• Task objective:
Extract every line below that contains the word "fractures".

BEGIN Data records

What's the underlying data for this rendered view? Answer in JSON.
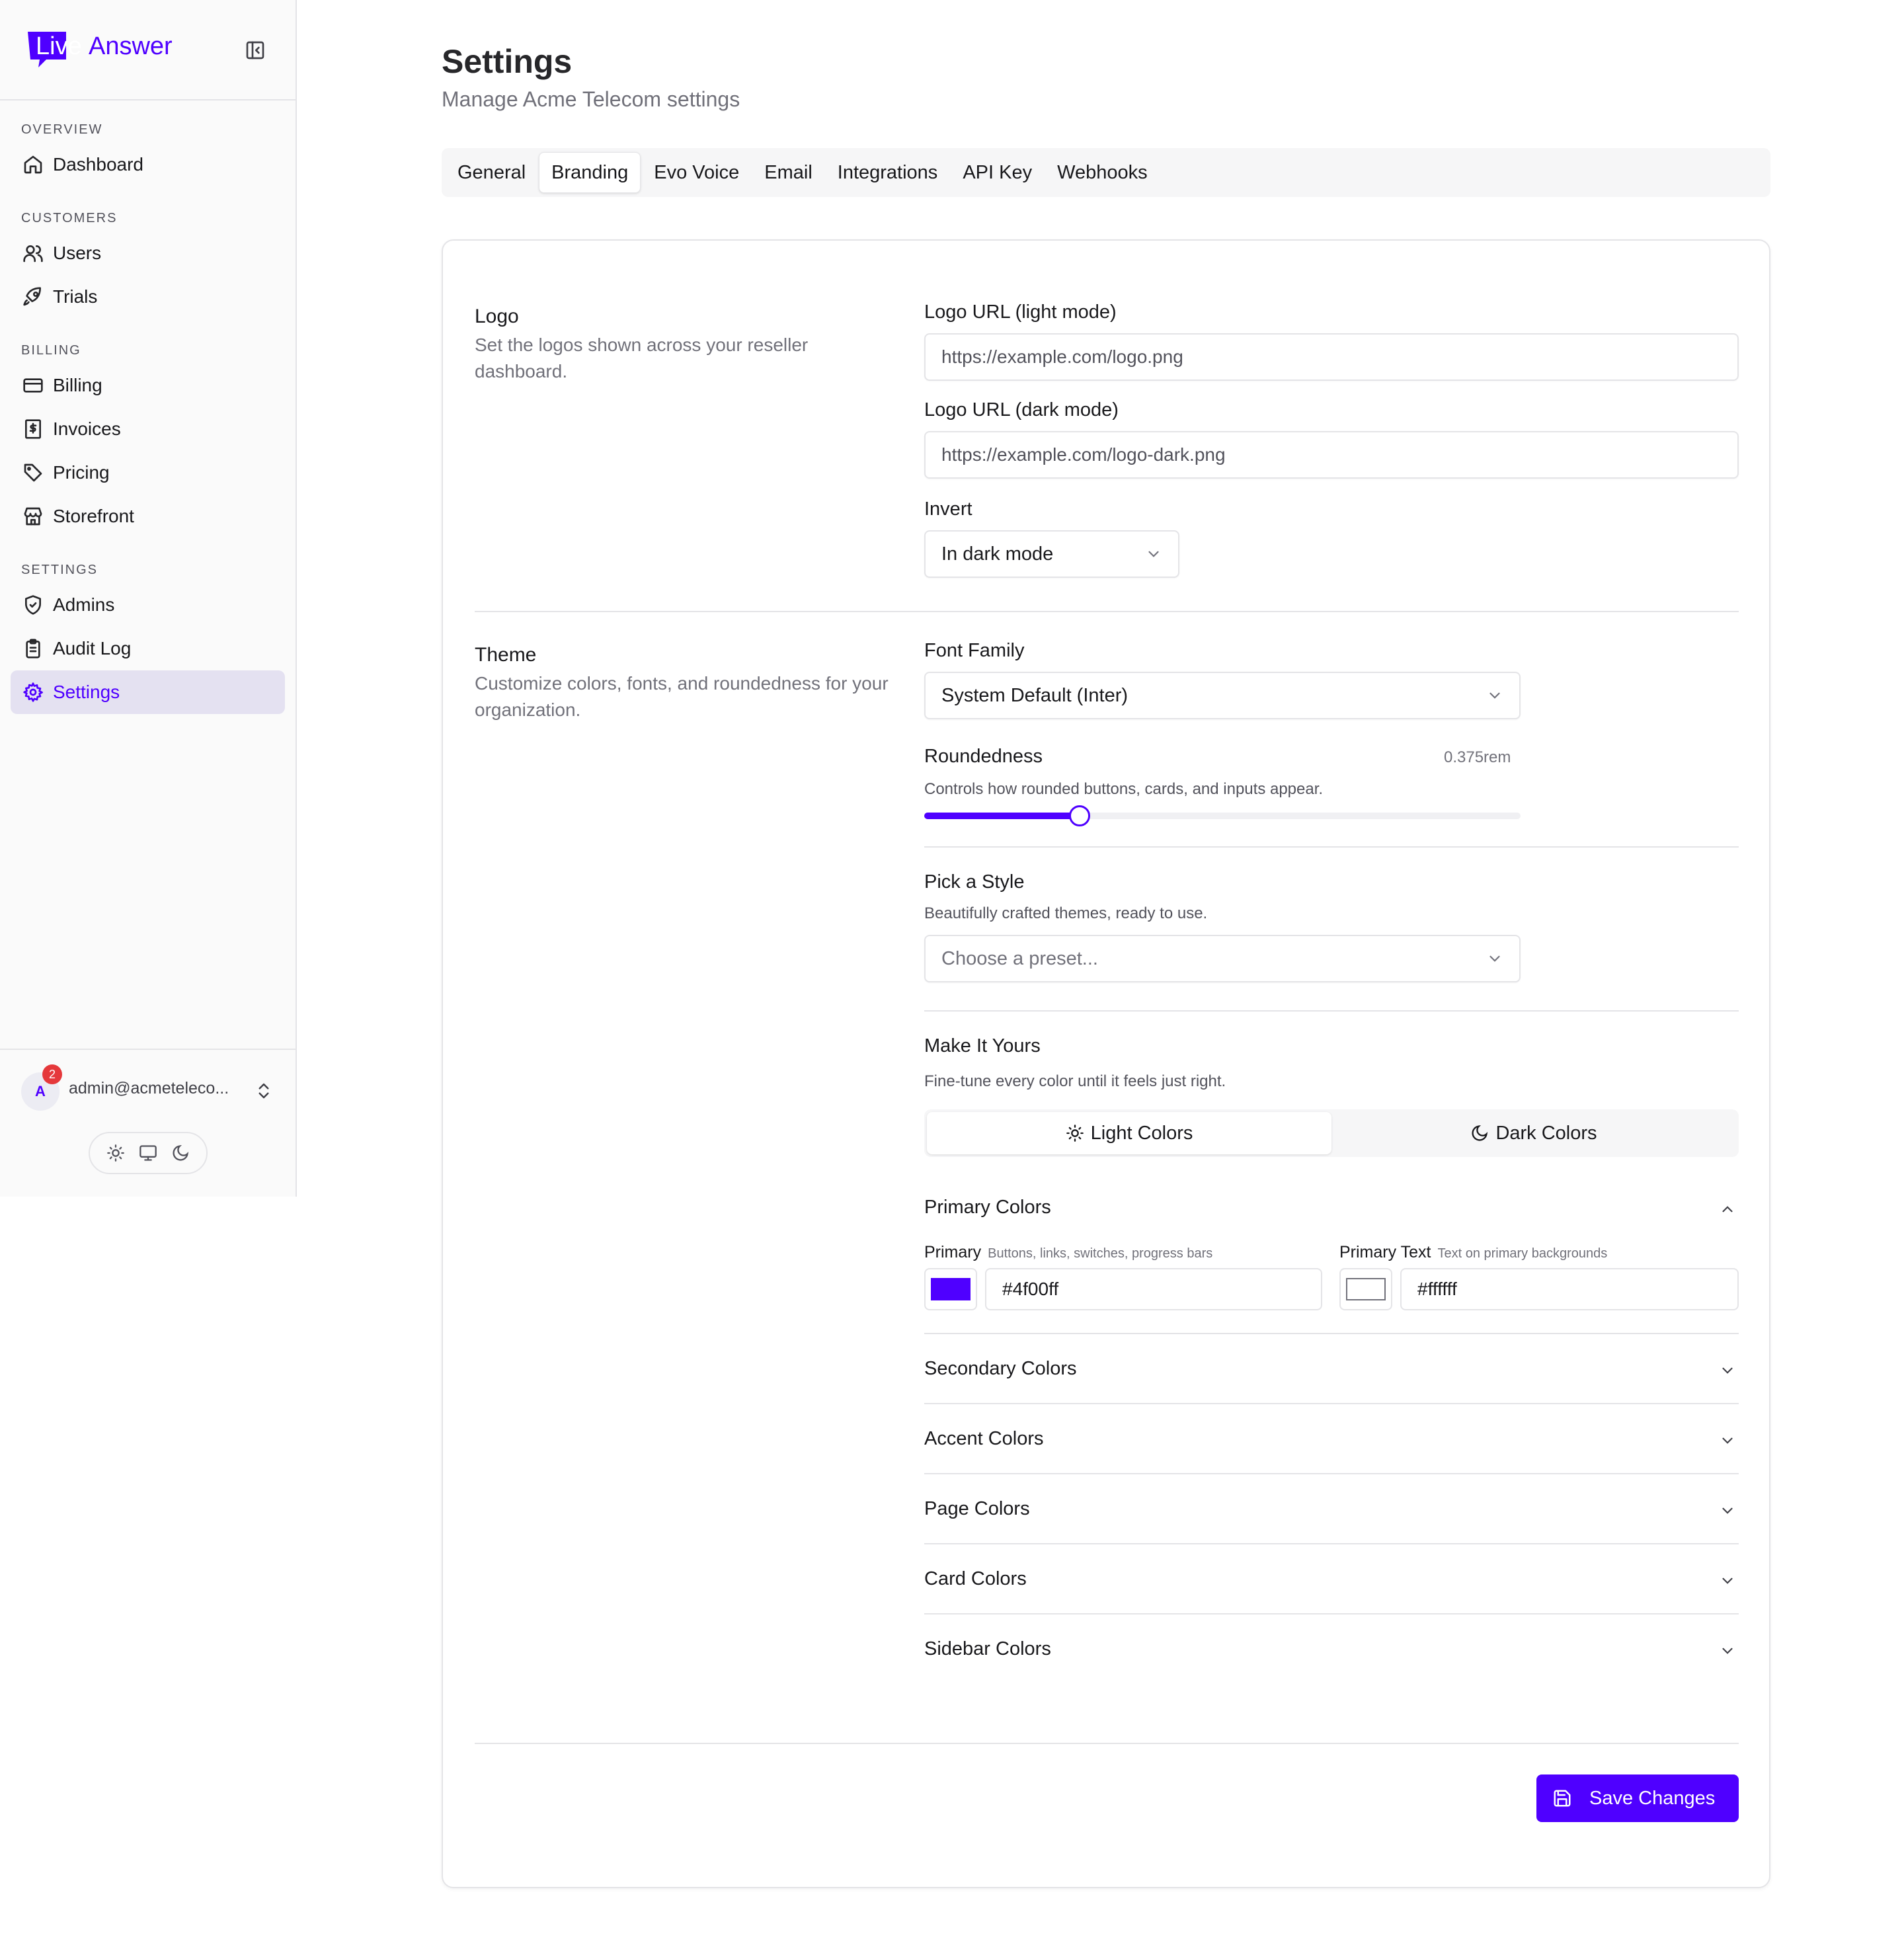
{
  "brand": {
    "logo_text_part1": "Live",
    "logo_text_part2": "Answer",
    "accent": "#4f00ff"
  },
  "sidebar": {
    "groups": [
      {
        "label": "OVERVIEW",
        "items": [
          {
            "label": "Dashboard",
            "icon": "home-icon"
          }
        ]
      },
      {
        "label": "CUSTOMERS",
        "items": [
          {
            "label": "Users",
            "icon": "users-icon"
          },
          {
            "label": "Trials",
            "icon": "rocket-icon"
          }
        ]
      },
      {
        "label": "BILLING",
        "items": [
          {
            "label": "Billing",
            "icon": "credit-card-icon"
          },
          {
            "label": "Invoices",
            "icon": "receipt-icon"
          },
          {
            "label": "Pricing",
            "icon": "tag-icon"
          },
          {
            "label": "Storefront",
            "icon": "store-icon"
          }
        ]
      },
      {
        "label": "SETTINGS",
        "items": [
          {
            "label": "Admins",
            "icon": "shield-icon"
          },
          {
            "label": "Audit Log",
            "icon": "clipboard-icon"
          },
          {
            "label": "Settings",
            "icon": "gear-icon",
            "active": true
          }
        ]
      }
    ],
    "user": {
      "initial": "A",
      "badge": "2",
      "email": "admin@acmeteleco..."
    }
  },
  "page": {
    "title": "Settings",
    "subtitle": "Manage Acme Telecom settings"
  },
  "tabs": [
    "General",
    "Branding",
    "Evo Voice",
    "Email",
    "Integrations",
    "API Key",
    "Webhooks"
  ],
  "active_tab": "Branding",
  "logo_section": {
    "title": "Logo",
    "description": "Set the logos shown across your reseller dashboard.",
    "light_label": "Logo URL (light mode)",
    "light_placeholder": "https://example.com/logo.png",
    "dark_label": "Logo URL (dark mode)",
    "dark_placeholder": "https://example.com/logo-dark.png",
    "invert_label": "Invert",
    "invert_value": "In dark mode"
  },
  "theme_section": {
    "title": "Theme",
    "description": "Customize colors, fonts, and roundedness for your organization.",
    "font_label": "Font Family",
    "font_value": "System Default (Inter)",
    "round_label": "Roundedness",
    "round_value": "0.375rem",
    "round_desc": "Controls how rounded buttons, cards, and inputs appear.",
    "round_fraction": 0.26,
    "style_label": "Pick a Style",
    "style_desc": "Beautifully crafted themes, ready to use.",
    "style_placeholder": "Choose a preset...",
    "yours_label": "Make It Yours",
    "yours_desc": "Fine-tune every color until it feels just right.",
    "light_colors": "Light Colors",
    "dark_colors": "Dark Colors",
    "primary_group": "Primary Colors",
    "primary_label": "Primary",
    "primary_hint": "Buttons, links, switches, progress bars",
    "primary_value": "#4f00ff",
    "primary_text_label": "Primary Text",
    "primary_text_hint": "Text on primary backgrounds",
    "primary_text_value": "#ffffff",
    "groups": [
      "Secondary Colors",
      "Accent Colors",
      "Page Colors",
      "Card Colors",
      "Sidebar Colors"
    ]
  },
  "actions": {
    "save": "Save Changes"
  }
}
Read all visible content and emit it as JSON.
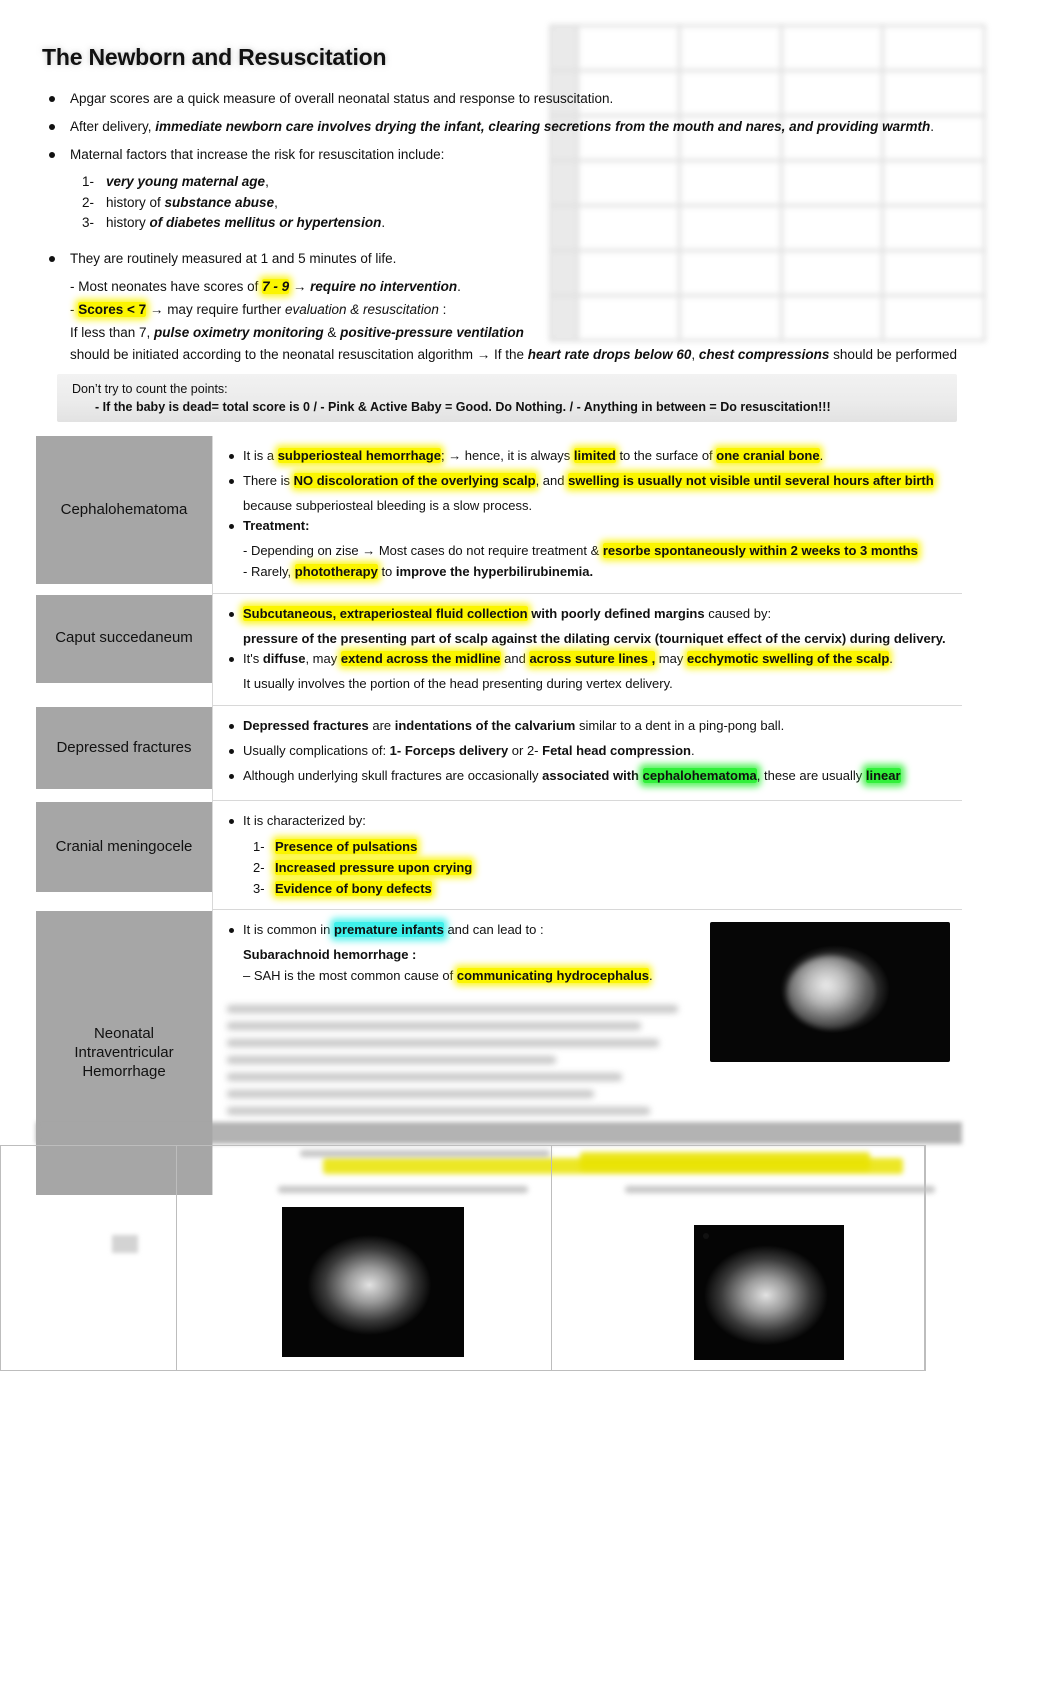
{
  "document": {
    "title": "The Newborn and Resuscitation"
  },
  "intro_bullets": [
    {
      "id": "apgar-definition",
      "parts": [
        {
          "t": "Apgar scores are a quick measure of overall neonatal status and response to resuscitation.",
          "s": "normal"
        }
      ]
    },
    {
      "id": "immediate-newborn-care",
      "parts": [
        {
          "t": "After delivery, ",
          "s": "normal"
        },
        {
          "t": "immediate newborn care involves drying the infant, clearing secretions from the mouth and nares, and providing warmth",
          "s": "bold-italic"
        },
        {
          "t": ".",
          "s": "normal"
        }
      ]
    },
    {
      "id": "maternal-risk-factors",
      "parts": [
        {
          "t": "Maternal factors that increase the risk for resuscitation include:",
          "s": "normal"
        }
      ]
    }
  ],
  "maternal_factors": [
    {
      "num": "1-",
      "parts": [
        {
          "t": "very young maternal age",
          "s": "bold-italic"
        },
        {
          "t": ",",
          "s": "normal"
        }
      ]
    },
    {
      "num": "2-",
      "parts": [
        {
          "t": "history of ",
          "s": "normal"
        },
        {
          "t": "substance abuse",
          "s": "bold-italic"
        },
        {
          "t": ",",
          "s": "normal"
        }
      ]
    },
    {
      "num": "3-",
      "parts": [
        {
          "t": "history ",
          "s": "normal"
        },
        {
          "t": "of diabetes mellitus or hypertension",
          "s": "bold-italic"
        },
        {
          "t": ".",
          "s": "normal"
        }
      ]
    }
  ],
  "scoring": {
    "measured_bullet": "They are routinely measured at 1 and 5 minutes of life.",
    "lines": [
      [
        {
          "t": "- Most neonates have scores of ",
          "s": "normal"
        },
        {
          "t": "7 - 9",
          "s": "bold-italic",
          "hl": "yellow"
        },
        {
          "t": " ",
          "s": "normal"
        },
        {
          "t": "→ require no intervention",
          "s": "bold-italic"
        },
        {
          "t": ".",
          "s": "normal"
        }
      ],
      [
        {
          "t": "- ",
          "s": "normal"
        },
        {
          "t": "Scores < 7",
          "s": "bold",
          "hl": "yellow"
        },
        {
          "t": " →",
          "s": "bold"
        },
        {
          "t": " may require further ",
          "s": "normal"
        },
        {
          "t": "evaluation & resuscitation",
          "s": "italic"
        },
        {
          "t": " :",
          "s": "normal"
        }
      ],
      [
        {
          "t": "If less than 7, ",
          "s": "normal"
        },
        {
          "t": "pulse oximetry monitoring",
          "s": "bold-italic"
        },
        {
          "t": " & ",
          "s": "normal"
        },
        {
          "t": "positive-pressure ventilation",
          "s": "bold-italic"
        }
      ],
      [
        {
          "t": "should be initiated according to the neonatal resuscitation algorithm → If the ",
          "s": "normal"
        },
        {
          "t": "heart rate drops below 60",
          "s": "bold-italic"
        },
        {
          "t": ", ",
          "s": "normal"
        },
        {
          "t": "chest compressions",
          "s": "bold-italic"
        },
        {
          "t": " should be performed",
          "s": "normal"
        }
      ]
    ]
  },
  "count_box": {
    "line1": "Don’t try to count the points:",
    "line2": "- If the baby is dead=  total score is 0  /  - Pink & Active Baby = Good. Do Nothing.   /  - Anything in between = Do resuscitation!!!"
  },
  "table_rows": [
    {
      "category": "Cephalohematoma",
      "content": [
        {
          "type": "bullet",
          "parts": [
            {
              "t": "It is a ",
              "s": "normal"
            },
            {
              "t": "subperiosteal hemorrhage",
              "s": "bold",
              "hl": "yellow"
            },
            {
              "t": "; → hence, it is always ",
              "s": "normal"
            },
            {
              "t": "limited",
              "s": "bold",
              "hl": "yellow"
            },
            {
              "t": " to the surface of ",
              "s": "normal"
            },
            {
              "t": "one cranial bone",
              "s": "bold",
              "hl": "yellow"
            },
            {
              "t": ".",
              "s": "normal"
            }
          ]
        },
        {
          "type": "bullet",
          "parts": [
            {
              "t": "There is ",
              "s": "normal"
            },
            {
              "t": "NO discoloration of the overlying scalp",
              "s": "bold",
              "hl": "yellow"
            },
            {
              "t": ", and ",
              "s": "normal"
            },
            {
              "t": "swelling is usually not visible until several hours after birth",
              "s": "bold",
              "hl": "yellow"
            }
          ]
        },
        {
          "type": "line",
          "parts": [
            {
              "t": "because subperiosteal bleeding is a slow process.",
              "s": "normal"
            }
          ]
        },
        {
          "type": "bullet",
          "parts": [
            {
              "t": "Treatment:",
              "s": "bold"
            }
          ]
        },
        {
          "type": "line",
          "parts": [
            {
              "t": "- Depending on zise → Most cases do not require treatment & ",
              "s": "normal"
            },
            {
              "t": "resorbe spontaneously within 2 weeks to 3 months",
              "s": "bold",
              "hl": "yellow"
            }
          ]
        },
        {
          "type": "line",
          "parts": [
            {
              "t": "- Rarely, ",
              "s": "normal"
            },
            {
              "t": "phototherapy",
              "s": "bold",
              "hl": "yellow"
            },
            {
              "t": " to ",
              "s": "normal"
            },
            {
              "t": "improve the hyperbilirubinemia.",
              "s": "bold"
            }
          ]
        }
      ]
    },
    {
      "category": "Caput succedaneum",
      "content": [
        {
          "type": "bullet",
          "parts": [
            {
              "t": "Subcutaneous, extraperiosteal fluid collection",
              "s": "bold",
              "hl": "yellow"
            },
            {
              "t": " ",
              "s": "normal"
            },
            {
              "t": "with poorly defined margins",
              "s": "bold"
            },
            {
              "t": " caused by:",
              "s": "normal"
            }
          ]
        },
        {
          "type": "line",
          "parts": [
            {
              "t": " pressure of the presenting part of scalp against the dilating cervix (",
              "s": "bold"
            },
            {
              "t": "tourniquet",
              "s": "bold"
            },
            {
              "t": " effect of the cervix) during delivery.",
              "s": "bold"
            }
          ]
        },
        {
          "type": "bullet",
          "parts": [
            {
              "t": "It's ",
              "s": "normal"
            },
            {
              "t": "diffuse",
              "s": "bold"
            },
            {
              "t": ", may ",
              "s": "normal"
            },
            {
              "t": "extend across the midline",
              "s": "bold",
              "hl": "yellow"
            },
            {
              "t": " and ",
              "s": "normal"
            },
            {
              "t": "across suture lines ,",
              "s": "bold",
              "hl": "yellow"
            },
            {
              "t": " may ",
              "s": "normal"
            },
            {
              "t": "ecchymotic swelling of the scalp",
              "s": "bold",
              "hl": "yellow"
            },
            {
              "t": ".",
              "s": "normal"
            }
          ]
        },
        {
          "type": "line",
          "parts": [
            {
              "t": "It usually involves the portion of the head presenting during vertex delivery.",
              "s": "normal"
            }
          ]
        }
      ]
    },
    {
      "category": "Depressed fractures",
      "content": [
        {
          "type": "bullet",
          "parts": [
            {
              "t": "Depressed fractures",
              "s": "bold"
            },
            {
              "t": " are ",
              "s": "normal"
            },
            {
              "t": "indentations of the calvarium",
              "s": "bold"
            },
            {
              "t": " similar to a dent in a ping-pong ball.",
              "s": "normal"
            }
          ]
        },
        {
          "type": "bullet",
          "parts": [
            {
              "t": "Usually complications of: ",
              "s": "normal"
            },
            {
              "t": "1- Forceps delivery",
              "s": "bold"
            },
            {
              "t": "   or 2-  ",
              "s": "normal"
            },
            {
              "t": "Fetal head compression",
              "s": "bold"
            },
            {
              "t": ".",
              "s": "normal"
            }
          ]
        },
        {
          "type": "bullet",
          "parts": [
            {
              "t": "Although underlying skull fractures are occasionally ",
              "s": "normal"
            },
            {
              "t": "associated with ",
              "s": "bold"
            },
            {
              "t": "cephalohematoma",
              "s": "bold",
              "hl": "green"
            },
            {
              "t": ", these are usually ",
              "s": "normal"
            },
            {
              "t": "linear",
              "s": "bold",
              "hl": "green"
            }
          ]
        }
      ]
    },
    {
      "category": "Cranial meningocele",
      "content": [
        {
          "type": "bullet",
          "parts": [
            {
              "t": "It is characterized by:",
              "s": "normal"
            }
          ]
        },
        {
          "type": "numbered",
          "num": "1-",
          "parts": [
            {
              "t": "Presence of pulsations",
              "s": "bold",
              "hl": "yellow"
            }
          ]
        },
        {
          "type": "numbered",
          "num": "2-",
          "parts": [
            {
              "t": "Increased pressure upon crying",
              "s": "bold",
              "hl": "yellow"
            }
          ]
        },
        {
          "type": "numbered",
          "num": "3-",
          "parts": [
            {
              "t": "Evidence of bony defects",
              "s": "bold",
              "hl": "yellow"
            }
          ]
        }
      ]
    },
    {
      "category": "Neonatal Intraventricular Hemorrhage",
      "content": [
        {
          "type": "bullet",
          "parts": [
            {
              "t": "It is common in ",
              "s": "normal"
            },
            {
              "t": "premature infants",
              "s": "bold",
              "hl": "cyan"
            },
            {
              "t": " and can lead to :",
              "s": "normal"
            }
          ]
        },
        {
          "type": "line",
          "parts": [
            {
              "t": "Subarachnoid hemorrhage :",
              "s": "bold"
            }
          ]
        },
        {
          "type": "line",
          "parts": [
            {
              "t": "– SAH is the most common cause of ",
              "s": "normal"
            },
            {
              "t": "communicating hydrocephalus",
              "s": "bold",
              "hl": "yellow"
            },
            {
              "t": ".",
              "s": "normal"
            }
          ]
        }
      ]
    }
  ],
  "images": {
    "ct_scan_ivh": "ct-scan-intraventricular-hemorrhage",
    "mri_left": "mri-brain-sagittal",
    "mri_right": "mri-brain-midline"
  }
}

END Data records

• Exercise output:
      "category": "Depressed fractures",
              "t": "Depressed fractures",
              "t": "Although underlying skull fractures are occasionally ",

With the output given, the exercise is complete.